A roundup of international coal news from Aug. 6 to Aug. 13.
China fired back in its growing trade dispute with the U.S., announcing 25% tariffs on $16 billion worth of American exports, including coal, oil products and liquefied petroleum gas. Beijing's Aug. 8 announcement was likely a retaliation to the United States' Aug. 7 announcement of new duties on imported Chinese products, which also totaled $16 billion and go into effect Aug. 23. The U.S. exported nearly 2.1 million tons of coal to China in the first quarter of 2018, a 6.3% year-over-year increase from 2017, according to data compiled by S&P Global Market Intelligence.
The price of carbon in the European Union's emissions trading scheme hit a 10-year high, reaching €18 per tonne on Aug. 13, up about 200% from the year-ago levels, The Guardian reported. The upsurge in carbon price is due to, in part, the European Commission reforms on to cut the supply of carbon permits from January as well as the heatwave affecting large parts of Europe, The Guardian noted, adding that its continued climb would affect Germany's newly formed "coal exit commission" which is set to release a plan in 2018.
XCoal Energy & Resources Germany GmbH acquired the international coal and coke trading division of German company RAG Verkauf GmbH as the European country continues its move away from coal. The privately owned unit of U.S.-based global coal marketing and logistics company plans to continue and further expand trading in metallurgical and thermal coals as well as blast furnace and foundry coke in Europe with the former team of RAG Verkauf.

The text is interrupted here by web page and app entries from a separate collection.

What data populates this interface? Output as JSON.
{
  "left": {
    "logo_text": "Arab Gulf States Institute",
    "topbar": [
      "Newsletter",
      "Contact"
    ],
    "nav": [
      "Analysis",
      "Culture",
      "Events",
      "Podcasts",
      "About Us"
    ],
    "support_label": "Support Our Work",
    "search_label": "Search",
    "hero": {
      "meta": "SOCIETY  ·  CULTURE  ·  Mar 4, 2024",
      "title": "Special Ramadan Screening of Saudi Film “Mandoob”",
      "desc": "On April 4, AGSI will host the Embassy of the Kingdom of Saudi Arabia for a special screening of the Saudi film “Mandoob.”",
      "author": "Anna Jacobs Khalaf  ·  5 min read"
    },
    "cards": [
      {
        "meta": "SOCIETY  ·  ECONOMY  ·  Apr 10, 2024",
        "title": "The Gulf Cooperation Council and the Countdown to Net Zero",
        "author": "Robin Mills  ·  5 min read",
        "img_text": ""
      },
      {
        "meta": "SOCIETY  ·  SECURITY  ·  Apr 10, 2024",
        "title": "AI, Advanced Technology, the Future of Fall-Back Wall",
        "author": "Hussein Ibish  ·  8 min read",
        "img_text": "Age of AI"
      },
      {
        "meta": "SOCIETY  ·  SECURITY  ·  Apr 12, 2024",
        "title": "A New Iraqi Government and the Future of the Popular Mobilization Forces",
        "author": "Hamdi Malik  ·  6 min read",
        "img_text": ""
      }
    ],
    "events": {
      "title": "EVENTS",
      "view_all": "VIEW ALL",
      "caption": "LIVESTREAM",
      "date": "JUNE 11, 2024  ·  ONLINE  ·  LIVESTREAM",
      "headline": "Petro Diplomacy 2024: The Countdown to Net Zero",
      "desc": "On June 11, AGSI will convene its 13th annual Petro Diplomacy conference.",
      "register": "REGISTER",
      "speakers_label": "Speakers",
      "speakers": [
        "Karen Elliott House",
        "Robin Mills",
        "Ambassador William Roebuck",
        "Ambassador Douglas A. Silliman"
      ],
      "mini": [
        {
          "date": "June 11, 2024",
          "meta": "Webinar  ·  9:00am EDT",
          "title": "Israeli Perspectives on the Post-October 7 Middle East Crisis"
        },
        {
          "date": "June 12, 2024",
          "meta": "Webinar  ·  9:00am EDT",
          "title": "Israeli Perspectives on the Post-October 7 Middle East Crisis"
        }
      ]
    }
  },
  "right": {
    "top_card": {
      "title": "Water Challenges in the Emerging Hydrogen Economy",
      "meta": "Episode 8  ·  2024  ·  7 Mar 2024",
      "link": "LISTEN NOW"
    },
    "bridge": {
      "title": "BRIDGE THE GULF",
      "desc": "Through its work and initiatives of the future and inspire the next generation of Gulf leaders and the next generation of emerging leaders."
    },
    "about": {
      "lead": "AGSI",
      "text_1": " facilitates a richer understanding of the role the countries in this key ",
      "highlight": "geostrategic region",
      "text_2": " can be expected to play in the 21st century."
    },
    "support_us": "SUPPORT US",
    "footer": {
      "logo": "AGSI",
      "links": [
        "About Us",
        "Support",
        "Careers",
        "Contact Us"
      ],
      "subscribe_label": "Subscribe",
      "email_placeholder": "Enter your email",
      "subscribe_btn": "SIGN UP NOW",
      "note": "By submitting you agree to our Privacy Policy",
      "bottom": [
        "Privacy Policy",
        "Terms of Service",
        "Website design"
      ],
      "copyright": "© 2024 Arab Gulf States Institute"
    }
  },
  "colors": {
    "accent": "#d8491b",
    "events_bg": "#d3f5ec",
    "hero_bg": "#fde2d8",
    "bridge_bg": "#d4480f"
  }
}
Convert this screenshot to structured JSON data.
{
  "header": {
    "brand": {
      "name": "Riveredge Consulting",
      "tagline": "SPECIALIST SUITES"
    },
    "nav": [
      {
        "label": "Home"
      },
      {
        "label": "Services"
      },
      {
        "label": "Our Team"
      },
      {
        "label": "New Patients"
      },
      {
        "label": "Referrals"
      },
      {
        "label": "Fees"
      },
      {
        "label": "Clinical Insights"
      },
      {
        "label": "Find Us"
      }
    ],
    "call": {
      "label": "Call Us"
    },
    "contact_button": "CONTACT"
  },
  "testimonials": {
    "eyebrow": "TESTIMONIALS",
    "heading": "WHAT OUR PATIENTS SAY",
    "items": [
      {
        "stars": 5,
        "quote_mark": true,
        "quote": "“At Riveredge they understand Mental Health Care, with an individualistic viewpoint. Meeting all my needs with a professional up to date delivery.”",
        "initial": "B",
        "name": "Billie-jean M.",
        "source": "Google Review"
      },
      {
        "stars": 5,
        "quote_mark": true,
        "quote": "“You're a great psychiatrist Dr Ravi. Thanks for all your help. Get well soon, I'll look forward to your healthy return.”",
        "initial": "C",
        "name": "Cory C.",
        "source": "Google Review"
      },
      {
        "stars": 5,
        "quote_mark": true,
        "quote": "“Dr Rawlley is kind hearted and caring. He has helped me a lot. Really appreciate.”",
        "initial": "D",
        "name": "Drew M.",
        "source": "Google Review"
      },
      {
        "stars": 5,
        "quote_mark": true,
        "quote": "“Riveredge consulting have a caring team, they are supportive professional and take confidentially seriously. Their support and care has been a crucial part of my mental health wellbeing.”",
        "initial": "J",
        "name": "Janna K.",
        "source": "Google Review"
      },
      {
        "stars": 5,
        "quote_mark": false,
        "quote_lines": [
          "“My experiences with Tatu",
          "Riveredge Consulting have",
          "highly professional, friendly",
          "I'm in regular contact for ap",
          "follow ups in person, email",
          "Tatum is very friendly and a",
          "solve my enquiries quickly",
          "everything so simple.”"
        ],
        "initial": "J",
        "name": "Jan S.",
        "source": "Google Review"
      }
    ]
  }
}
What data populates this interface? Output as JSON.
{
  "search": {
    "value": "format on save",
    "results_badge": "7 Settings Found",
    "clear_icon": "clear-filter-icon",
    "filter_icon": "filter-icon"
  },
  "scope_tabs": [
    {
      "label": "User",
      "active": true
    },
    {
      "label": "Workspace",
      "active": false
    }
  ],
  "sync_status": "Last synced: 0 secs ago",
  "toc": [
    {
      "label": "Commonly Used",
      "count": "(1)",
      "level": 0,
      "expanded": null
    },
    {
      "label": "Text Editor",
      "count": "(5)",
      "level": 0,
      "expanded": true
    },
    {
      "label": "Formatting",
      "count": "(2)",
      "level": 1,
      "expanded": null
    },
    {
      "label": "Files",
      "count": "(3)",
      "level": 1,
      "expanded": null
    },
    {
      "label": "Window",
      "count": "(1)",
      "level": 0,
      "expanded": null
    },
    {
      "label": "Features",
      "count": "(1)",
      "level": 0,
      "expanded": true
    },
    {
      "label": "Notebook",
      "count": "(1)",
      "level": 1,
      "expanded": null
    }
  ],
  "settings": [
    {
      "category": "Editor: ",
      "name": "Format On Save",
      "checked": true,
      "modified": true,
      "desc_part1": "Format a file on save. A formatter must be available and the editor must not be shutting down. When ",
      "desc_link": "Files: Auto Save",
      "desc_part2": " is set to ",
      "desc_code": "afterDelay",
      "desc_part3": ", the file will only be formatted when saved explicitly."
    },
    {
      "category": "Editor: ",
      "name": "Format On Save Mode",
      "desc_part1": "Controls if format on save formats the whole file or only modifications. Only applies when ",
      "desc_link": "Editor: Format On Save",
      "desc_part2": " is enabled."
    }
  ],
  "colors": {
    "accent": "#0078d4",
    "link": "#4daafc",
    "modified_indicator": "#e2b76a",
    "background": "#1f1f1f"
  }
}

China is exploring ways to improve emission monitoring for heavy industries in certain regions over the next few years to further the country's efforts to combat smog, Reuters reported Aug. 10 citing a statement by the country's Ministry of Ecology and Environment. The country is targeting industries like steel, coal-fired power generation, coke, chemicals, as well as other heavy industries, as part of the improved monitoring project. It is also cracking down on data reporting, aiming to ensure that environmental data monitoring is as "accurate, genuine, objective and comprehensive" and looking to have monitoring institutes and staff be independent of local governments by 2020, the report said.
China imported 29.0 million tonnes of coal in July, up almost 50% from the year-ago levels and up 23.9% from June, Reuters reported Aug. 8, citing data released by the country's General Administration of Customs. Coal imports were also boosted by curbs in domestic production as the country doubles down on carbon emissions in its fight against pollution, the report said, adding that the data also signify that customs has eased checks on foreign shipments.
As of Aug. 13, US$1 was equivalent to 6.89 Chinese yuan.